• _WORK REQUIRED_: Count the lines holding the string "size" in the records, and give only the count.
►
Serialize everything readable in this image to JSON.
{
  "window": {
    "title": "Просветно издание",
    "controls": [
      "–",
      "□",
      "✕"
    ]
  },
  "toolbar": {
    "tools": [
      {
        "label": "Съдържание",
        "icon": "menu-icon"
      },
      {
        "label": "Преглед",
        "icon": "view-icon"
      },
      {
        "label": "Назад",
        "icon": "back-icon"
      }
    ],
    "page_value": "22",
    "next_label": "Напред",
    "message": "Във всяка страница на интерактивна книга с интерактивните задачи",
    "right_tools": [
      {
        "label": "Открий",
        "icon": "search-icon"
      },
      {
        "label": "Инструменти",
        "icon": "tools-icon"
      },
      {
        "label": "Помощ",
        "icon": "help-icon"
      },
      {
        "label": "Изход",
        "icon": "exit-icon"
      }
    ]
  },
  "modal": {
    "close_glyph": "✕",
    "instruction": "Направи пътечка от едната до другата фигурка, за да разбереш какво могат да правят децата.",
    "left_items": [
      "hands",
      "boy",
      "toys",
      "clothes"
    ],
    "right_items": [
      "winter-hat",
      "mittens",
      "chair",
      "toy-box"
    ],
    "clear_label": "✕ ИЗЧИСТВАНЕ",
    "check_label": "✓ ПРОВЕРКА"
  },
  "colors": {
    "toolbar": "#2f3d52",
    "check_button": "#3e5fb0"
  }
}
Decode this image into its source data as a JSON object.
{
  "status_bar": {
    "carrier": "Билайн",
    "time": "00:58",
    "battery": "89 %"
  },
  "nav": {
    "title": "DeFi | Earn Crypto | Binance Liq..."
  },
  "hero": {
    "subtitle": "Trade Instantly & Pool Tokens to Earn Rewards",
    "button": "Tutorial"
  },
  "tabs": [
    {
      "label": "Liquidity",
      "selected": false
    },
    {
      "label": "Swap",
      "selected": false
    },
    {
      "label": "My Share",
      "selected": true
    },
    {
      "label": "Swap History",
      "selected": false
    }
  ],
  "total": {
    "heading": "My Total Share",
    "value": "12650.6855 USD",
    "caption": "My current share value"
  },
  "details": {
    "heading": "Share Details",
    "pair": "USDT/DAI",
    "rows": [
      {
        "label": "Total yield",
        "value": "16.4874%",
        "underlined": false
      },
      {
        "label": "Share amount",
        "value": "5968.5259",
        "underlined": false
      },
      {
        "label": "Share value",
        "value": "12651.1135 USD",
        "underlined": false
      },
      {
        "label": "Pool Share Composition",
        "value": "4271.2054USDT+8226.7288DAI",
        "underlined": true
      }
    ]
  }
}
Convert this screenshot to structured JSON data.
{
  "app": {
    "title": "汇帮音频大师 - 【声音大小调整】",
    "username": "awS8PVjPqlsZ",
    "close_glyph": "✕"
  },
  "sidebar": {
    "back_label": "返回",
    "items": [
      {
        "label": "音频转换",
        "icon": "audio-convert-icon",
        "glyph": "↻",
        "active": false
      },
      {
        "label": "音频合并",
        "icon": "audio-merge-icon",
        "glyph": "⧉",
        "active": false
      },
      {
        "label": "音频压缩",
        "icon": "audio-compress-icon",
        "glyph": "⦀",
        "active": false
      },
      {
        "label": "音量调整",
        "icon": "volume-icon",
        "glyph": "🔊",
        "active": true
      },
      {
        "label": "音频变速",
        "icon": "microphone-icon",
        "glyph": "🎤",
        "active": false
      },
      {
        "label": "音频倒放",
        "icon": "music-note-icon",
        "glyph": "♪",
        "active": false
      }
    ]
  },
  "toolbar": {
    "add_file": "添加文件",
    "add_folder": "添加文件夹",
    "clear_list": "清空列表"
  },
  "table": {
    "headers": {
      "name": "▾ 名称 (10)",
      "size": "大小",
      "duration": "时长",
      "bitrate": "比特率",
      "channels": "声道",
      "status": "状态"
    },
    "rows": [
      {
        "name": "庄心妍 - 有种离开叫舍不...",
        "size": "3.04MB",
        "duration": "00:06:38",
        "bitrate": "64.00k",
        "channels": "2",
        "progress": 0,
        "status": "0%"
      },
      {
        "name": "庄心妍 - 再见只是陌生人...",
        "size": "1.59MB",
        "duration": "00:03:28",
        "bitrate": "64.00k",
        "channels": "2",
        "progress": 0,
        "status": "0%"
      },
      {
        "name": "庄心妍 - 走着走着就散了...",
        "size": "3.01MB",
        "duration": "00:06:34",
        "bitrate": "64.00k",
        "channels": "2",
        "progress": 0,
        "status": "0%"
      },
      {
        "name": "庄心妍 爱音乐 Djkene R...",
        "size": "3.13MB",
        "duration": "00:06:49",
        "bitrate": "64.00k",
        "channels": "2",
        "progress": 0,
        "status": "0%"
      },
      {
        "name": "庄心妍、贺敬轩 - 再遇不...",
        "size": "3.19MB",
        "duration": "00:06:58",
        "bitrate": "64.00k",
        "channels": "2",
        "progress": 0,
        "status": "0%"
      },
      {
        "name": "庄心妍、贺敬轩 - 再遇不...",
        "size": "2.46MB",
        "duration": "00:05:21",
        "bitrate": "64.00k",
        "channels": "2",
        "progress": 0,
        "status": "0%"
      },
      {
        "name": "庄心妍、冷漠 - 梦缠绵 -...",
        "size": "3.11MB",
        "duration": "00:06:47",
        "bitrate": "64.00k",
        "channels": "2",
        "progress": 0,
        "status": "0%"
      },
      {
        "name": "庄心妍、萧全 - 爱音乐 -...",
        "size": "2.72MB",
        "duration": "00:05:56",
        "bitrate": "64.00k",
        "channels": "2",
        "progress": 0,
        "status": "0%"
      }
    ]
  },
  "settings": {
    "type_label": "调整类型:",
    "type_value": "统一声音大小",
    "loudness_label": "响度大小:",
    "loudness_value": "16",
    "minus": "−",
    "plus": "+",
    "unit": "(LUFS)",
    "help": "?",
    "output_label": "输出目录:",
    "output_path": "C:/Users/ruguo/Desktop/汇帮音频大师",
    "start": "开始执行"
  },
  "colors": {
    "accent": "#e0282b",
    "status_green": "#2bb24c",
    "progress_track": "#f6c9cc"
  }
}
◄
• _RESULT OF THE TASK_: 9